My apologies for the long absence since the previous posting. I have been frantically busy for the last year, witness to some fascinating gastronomic moments which I will attempt to share when a quiet moment arises in the weeks to come. There will be more such moments now that Toronto Life and I have parted company. A couple of days ago, the magazine’s editor, Sarah Fulford, asked me in to the Verity members’ lounge for an espresso and explained that she was redesigning Toronto Life in time for the August issue and that I no longer fitted in with the plans. In truth, I have felt uncomfortable there for quite some time, the magazine’s current editorial tone not really in tune with the way I like to write. But it was a good run – 23 years as a columnist, writing about Toronto restaurants, a subject I love, for some extraordinary editors, starting with the incomparable Joseph Hoare.
Next day I was back in the same building for a happier occasion – a brilliant lunch in the private room at George with Paul Pontallier, general director of Château Margaux, and various illustrious colleagues. We tasted some delectable things, including Ch. Margaux 1996 and 2004, the latter a super wine with all the elegance, finesse, grace, perfume and balance of a great vintage but lacking only a modicum of extra intensity to be a great vintage, according to Pontallier. He made the wine sound like a dazzling beauty who can’t quite keep up with the conversation. As if anyone would really care…

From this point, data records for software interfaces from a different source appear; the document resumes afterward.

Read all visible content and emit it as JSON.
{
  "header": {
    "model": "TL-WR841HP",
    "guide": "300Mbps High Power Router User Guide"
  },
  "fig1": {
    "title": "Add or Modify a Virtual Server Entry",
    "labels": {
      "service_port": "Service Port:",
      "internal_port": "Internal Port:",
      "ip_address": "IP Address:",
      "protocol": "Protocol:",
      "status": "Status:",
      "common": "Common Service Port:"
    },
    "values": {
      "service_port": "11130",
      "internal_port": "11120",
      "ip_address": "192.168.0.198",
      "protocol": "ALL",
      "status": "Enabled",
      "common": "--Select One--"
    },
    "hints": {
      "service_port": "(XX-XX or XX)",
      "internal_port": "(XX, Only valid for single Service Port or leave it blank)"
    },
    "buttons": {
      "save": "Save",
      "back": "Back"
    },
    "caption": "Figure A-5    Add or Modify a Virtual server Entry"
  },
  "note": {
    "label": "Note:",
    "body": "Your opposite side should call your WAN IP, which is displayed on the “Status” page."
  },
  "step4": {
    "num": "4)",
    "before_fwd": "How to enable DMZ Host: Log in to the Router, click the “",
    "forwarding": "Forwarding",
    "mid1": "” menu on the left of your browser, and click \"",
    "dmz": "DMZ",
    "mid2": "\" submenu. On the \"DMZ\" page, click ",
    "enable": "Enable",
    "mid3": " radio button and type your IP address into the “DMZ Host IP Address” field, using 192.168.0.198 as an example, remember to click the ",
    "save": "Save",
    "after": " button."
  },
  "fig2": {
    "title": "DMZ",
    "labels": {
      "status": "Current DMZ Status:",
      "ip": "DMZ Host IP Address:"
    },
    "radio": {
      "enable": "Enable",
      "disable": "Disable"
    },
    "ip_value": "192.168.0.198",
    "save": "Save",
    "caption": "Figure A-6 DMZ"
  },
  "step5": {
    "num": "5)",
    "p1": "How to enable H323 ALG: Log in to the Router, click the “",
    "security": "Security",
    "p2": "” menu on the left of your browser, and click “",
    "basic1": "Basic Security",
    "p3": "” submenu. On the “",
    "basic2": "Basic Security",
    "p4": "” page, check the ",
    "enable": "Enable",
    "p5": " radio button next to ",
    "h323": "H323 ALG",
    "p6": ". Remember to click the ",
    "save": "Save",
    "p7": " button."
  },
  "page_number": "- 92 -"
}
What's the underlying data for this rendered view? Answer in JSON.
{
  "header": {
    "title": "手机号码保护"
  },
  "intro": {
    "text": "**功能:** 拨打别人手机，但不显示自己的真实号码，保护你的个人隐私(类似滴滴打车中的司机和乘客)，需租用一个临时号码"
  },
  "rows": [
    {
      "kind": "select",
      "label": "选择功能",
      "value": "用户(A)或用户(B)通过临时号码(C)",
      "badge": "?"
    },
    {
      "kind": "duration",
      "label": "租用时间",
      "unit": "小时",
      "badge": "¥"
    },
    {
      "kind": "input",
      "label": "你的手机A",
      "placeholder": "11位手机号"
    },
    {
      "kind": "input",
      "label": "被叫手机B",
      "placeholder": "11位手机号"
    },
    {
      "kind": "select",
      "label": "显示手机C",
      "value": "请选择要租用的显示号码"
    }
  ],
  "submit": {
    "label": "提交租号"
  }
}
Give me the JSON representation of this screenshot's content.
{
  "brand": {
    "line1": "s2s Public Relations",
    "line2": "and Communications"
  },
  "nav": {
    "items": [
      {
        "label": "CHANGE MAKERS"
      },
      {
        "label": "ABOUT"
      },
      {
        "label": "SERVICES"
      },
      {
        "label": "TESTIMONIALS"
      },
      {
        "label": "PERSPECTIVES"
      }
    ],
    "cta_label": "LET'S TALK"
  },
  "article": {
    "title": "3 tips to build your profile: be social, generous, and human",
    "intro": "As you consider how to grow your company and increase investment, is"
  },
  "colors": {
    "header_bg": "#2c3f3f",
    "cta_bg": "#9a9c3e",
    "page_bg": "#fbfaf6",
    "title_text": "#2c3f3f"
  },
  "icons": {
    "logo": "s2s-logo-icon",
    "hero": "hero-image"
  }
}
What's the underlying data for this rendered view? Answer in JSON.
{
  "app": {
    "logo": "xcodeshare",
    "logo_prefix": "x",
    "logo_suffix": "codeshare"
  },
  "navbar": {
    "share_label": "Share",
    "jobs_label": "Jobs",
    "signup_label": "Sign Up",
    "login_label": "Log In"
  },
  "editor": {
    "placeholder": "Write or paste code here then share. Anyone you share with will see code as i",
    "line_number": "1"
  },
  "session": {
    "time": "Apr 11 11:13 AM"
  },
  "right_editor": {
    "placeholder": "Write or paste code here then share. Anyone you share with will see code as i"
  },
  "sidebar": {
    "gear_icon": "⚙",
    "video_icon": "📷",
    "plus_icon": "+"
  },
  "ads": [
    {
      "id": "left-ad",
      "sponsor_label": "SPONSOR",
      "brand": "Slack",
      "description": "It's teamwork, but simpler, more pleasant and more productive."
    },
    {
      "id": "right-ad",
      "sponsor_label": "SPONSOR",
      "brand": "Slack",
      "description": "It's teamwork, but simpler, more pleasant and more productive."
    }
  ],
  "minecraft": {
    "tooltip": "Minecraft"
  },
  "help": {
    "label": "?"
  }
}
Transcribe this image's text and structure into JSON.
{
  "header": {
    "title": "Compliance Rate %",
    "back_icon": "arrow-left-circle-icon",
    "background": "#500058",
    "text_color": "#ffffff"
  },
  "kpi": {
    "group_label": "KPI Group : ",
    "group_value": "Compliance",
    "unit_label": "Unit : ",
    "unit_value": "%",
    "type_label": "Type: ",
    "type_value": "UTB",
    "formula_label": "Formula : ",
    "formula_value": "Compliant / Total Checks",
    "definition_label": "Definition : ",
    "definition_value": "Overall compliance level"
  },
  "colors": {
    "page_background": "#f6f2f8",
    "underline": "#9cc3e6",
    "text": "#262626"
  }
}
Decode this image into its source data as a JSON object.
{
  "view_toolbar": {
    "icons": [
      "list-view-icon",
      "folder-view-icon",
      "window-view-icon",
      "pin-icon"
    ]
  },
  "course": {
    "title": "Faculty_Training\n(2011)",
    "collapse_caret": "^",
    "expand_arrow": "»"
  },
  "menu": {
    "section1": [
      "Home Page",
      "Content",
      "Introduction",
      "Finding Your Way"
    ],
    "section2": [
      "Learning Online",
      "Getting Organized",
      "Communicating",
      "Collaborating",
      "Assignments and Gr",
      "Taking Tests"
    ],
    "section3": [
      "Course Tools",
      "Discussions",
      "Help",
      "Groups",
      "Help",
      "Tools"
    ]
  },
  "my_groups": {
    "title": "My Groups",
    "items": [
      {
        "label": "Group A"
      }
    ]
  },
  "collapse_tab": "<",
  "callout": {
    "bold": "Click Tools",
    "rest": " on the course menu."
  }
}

To begin we tasted the white wine produced at Château Margaux, Pavillon Blanc 2008. This is a spectacular treat, first produced in 1920 and from 100 percent Sauvignon Blanc. The selection process is meticulous, with 60% of the total crop rejected in 2008 – even more in 2009. Ripe Sauvignon Blanc from this obsessively cherished vineyard tastes different from the varietal wines we’re typically used to – none of that shrieking vegetal character – especially when it has been flattered by a priceless oak program that encourages and educates the fruitiness and the floral aromas without leaving any obvious wooden mark. You would swear there was Semillon in there, but there isn’t. They only make about 800 cases of this white and it sells for around $400 a bottle, mostly to Japan and Russia. Interestingly, it is a much more robust food wine than one might imagine. Chef Lorenzo Loseto challenged it with a brilliant amuse of smoked black Alaskan cod over crushed shiitake mushrooms, a cube of rich cauliflower mousse, a little structure of white asparagus and orange fruit with a very tart vinaigrette – an intelligent and piercing cross-examination. The wine responded gracefully but firmly, never nonplussed.
I’m starting a new book that will attempt to describe all the most delicious things I have eaten and drunk in my life so far. I think the Pavillon Blanc will make it into the ms. As will Château Margaux 2009, still in barrel, if I ever have the opportunity to taste it. Paul Pontallier told us he had never seen a vintage like it – so fine – such tannins but such soft tannins – so elegant but also the most concentrated wine Château Margaux has ever made… And it’s still a baby, a long way from even being bottled. Something to dream about.